Entries taken from a collection:

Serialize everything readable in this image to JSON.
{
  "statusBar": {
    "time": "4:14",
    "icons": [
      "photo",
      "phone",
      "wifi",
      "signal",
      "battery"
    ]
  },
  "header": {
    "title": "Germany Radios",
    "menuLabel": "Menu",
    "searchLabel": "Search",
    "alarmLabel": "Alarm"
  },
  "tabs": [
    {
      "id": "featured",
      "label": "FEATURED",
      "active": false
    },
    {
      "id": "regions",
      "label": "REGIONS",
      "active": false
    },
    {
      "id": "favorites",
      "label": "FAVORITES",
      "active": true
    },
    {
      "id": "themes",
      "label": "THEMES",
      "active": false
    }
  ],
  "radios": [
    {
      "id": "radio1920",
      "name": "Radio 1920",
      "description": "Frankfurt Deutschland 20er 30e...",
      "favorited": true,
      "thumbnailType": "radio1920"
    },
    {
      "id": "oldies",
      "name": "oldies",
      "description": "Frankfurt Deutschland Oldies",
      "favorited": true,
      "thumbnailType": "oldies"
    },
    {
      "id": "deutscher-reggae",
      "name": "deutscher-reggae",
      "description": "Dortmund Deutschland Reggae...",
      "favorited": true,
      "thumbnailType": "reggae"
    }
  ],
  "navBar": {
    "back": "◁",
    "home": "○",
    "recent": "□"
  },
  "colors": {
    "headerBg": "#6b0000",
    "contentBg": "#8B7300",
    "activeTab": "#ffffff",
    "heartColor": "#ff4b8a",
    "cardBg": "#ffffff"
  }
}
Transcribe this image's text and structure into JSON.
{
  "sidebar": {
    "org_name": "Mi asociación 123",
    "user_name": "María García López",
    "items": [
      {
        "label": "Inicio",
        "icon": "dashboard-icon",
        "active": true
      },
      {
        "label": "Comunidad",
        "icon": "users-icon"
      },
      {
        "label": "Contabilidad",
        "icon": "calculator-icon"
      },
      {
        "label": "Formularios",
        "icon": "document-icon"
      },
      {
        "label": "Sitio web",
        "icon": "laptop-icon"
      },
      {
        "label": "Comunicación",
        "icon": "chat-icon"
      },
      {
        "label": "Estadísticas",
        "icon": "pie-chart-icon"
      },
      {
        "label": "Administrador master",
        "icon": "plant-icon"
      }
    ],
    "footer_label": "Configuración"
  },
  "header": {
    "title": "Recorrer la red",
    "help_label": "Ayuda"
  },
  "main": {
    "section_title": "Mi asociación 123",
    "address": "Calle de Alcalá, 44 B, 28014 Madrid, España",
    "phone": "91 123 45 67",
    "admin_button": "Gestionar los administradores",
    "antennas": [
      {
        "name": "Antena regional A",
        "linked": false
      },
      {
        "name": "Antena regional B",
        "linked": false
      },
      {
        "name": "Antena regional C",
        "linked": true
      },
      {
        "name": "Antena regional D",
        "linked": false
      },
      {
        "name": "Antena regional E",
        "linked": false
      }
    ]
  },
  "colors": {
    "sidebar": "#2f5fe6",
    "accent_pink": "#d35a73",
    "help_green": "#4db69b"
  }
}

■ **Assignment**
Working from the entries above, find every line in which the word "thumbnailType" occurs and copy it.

■ **Answer to this problem**
      "thumbnailType": "radio1920"
      "thumbnailType": "oldies"
      "thumbnailType": "reggae"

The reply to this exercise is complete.